_Supplied material_
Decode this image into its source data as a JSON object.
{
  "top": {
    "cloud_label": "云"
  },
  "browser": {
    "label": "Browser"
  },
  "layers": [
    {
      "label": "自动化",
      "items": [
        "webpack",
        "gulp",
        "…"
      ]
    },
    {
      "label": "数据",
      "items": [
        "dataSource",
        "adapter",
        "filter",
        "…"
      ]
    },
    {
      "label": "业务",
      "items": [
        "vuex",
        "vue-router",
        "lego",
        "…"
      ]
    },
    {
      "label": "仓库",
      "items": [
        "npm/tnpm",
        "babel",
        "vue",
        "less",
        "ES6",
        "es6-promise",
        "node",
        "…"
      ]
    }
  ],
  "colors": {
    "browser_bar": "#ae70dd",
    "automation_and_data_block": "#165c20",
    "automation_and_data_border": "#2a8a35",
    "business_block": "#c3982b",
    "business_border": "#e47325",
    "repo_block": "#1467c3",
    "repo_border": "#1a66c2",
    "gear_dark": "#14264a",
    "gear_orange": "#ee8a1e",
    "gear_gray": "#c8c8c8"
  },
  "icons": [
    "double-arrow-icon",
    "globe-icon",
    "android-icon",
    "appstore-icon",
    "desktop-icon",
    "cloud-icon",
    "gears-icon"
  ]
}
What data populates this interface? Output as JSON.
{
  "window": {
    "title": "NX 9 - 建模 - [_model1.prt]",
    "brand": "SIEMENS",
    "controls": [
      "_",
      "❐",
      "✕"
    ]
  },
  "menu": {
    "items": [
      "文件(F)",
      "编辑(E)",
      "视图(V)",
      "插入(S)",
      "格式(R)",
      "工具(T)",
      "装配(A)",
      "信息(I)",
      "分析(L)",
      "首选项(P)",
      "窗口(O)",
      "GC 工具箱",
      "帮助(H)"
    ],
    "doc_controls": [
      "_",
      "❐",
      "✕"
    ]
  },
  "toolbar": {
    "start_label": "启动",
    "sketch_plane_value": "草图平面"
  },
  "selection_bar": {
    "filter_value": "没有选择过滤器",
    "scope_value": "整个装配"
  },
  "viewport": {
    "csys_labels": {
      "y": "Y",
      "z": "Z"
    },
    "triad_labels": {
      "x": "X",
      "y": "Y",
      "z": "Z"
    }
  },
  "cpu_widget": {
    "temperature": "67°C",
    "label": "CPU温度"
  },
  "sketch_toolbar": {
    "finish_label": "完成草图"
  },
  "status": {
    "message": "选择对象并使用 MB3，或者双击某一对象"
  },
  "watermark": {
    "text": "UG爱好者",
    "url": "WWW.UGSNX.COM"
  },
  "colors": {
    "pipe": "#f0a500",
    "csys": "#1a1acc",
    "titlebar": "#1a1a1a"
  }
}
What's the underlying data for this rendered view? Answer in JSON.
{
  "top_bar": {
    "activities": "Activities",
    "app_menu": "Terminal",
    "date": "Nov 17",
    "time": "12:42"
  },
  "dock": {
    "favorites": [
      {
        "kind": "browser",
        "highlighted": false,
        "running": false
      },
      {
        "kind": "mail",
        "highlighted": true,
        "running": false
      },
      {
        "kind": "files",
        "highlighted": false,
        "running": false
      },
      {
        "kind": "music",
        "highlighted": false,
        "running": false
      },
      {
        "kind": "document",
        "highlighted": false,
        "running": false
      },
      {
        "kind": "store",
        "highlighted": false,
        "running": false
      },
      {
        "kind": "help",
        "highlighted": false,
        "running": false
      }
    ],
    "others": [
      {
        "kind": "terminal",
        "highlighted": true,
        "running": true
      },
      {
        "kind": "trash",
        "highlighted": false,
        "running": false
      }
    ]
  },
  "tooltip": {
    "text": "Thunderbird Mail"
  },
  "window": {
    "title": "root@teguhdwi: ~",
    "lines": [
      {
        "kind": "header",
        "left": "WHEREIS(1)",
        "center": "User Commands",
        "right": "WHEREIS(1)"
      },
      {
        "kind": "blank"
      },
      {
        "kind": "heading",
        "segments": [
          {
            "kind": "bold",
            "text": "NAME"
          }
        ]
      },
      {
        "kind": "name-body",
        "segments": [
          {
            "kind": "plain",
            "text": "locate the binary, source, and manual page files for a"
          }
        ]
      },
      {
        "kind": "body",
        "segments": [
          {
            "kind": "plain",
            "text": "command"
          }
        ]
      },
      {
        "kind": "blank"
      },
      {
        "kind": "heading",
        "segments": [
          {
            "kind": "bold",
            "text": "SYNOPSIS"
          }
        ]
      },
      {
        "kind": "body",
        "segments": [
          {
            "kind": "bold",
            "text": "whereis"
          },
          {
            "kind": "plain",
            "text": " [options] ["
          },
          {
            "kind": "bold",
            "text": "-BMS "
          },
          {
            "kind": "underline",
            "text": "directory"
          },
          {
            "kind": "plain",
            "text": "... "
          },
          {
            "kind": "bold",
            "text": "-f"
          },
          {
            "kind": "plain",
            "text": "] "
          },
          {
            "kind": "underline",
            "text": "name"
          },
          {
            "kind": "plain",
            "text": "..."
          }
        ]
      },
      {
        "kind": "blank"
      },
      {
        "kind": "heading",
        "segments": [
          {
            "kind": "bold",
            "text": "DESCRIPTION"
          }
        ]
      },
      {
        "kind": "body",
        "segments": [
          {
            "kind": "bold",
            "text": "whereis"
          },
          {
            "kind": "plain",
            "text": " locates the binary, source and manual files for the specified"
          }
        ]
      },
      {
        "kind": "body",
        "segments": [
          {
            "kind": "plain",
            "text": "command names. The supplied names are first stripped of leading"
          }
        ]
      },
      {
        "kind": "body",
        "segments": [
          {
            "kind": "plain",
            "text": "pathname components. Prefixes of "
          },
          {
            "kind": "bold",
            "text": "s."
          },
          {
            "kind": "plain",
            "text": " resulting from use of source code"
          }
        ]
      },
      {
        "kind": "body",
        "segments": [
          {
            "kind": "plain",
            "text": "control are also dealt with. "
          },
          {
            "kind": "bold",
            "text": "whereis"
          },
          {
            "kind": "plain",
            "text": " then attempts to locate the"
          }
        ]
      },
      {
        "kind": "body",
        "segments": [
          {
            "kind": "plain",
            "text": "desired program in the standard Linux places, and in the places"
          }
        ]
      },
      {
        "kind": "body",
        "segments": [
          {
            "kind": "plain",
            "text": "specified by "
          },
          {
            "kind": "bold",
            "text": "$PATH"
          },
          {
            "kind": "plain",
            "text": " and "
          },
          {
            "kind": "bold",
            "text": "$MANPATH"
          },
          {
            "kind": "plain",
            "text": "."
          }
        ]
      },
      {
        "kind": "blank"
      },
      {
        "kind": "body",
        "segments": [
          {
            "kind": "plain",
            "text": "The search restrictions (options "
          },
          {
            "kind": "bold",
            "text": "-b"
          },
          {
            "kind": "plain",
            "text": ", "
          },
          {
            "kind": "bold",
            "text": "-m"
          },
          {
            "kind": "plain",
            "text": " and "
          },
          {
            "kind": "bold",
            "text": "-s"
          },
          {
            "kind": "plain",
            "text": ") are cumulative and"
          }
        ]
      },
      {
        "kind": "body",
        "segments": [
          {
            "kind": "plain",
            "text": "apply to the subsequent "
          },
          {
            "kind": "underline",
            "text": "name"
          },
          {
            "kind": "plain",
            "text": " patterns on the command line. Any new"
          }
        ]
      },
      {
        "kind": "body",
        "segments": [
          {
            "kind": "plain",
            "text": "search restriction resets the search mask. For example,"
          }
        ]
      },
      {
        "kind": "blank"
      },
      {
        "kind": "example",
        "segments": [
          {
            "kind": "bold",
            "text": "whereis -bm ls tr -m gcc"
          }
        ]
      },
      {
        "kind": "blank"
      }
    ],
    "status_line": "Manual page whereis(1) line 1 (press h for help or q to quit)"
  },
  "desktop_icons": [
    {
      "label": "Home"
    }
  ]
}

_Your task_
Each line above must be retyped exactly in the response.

_Response_
Decode this image into its source data as a JSON object.
{
  "top": {
    "cloud_label": "云"
  },
  "browser": {
    "label": "Browser"
  },
  "layers": [
    {
      "label": "自动化",
      "items": [
        "webpack",
        "gulp",
        "…"
      ]
    },
    {
      "label": "数据",
      "items": [
        "dataSource",
        "adapter",
        "filter",
        "…"
      ]
    },
    {
      "label": "业务",
      "items": [
        "vuex",
        "vue-router",
        "lego",
        "…"
      ]
    },
    {
      "label": "仓库",
      "items": [
        "npm/tnpm",
        "babel",
        "vue",
        "less",
        "ES6",
        "es6-promise",
        "node",
        "…"
      ]
    }
  ],
  "colors": {
    "browser_bar": "#ae70dd",
    "automation_and_data_block": "#165c20",
    "automation_and_data_border": "#2a8a35",
    "business_block": "#c3982b",
    "business_border": "#e47325",
    "repo_block": "#1467c3",
    "repo_border": "#1a66c2",
    "gear_dark": "#14264a",
    "gear_orange": "#ee8a1e",
    "gear_gray": "#c8c8c8"
  },
  "icons": [
    "double-arrow-icon",
    "globe-icon",
    "android-icon",
    "appstore-icon",
    "desktop-icon",
    "cloud-icon",
    "gears-icon"
  ]
}
What data populates this interface? Output as JSON.
{
  "window": {
    "title": "NX 9 - 建模 - [_model1.prt]",
    "brand": "SIEMENS",
    "controls": [
      "_",
      "❐",
      "✕"
    ]
  },
  "menu": {
    "items": [
      "文件(F)",
      "编辑(E)",
      "视图(V)",
      "插入(S)",
      "格式(R)",
      "工具(T)",
      "装配(A)",
      "信息(I)",
      "分析(L)",
      "首选项(P)",
      "窗口(O)",
      "GC 工具箱",
      "帮助(H)"
    ],
    "doc_controls": [
      "_",
      "❐",
      "✕"
    ]
  },
  "toolbar": {
    "start_label": "启动",
    "sketch_plane_value": "草图平面"
  },
  "selection_bar": {
    "filter_value": "没有选择过滤器",
    "scope_value": "整个装配"
  },
  "viewport": {
    "csys_labels": {
      "y": "Y",
      "z": "Z"
    },
    "triad_labels": {
      "x": "X",
      "y": "Y",
      "z": "Z"
    }
  },
  "cpu_widget": {
    "temperature": "67°C",
    "label": "CPU温度"
  },
  "sketch_toolbar": {
    "finish_label": "完成草图"
  },
  "status": {
    "message": "选择对象并使用 MB3，或者双击某一对象"
  },
  "watermark": {
    "text": "UG爱好者",
    "url": "WWW.UGSNX.COM"
  },
  "colors": {
    "pipe": "#f0a500",
    "csys": "#1a1acc",
    "titlebar": "#1a1a1a"
  }
}
What's the underlying data for this rendered view? Answer in JSON.
{
  "top_bar": {
    "activities": "Activities",
    "app_menu": "Terminal",
    "date": "Nov 17",
    "time": "12:42"
  },
  "dock": {
    "favorites": [
      {
        "kind": "browser",
        "highlighted": false,
        "running": false
      },
      {
        "kind": "mail",
        "highlighted": true,
        "running": false
      },
      {
        "kind": "files",
        "highlighted": false,
        "running": false
      },
      {
        "kind": "music",
        "highlighted": false,
        "running": false
      },
      {
        "kind": "document",
        "highlighted": false,
        "running": false
      },
      {
        "kind": "store",
        "highlighted": false,
        "running": false
      },
      {
        "kind": "help",
        "highlighted": false,
        "running": false
      }
    ],
    "others": [
      {
        "kind": "terminal",
        "highlighted": true,
        "running": true
      },
      {
        "kind": "trash",
        "highlighted": false,
        "running": false
      }
    ]
  },
  "tooltip": {
    "text": "Thunderbird Mail"
  },
  "window": {
    "title": "root@teguhdwi: ~",
    "lines": [
      {
        "kind": "header",
        "left": "WHEREIS(1)",
        "center": "User Commands",
        "right": "WHEREIS(1)"
      },
      {
        "kind": "blank"
      },
      {
        "kind": "heading",
        "segments": [
          {
            "kind": "bold",
            "text": "NAME"
          }
        ]
      },
      {
        "kind": "name-body",
        "segments": [
          {
            "kind": "plain",
            "text": "locate the binary, source, and manual page files for a"
          }
        ]
      },
      {
        "kind": "body",
        "segments": [
          {
            "kind": "plain",
            "text": "command"
          }
        ]
      },
      {
        "kind": "blank"
      },
      {
        "kind": "heading",
        "segments": [
          {
            "kind": "bold",
            "text": "SYNOPSIS"
          }
        ]
      },
      {
        "kind": "body",
        "segments": [
          {
            "kind": "bold",
            "text": "whereis"
          },
          {
            "kind": "plain",
            "text": " [options] ["
          },
          {
            "kind": "bold",
            "text": "-BMS "
          },
          {
            "kind": "underline",
            "text": "directory"
          },
          {
            "kind": "plain",
            "text": "... "
          },
          {
            "kind": "bold",
            "text": "-f"
          },
          {
            "kind": "plain",
            "text": "] "
          },
          {
            "kind": "underline",
            "text": "name"
          },
          {
            "kind": "plain",
            "text": "..."
          }
        ]
      },
      {
        "kind": "blank"
      },
      {
        "kind": "heading",
        "segments": [
          {
            "kind": "bold",
            "text": "DESCRIPTION"
          }
        ]
      },
      {
        "kind": "body",
        "segments": [
          {
            "kind": "bold",
            "text": "whereis"
          },
          {
            "kind": "plain",
            "text": " locates the binary, source and manual files for the specified"
          }
        ]
      },
      {
        "kind": "body",
        "segments": [
          {
            "kind": "plain",
            "text": "command names. The supplied names are first stripped of leading"
          }
        ]
      },
      {
        "kind": "body",
        "segments": [
          {
            "kind": "plain",
            "text": "pathname components. Prefixes of "
          },
          {
            "kind": "bold",
            "text": "s."
          },
          {
            "kind": "plain",
            "text": " resulting from use of source code"
          }
        ]
      },
      {
        "kind": "body",
        "segments": [
          {
            "kind": "plain",
            "text": "control are also dealt with. "
          },
          {
            "kind": "bold",
            "text": "whereis"
          },
          {
            "kind": "plain",
            "text": " then attempts to locate the"
          }
        ]
      },
      {
        "kind": "body",
        "segments": [
          {
            "kind": "plain",
            "text": "desired program in the standard Linux places, and in the places"
          }
        ]
      },
      {
        "kind": "body",
        "segments": [
          {
            "kind": "plain",
            "text": "specified by "
          },
          {
            "kind": "bold",
            "text": "$PATH"
          },
          {
            "kind": "plain",
            "text": " and "
          },
          {
            "kind": "bold",
            "text": "$MANPATH"
          },
          {
            "kind": "plain",
            "text": "."
          }
        ]
      },
      {
        "kind": "blank"
      },
      {
        "kind": "body",
        "segments": [
          {
            "kind": "plain",
            "text": "The search restrictions (options "
          },
          {
            "kind": "bold",
            "text": "-b"
          },
          {
            "kind": "plain",
            "text": ", "
          },
          {
            "kind": "bold",
            "text": "-m"
          },
          {
            "kind": "plain",
            "text": " and "
          },
          {
            "kind": "bold",
            "text": "-s"
          },
          {
            "kind": "plain",
            "text": ") are cumulative and"
          }
        ]
      },
      {
        "kind": "body",
        "segments": [
          {
            "kind": "plain",
            "text": "apply to the subsequent "
          },
          {
            "kind": "underline",
            "text": "name"
          },
          {
            "kind": "plain",
            "text": " patterns on the command line. Any new"
          }
        ]
      },
      {
        "kind": "body",
        "segments": [
          {
            "kind": "plain",
            "text": "search restriction resets the search mask. For example,"
          }
        ]
      },
      {
        "kind": "blank"
      },
      {
        "kind": "example",
        "segments": [
          {
            "kind": "bold",
            "text": "whereis -bm ls tr -m gcc"
          }
        ]
      },
      {
        "kind": "blank"
      }
    ],
    "status_line": "Manual page whereis(1) line 1 (press h for help or q to quit)"
  },
  "desktop_icons": [
    {
      "label": "Home"
    }
  ]
}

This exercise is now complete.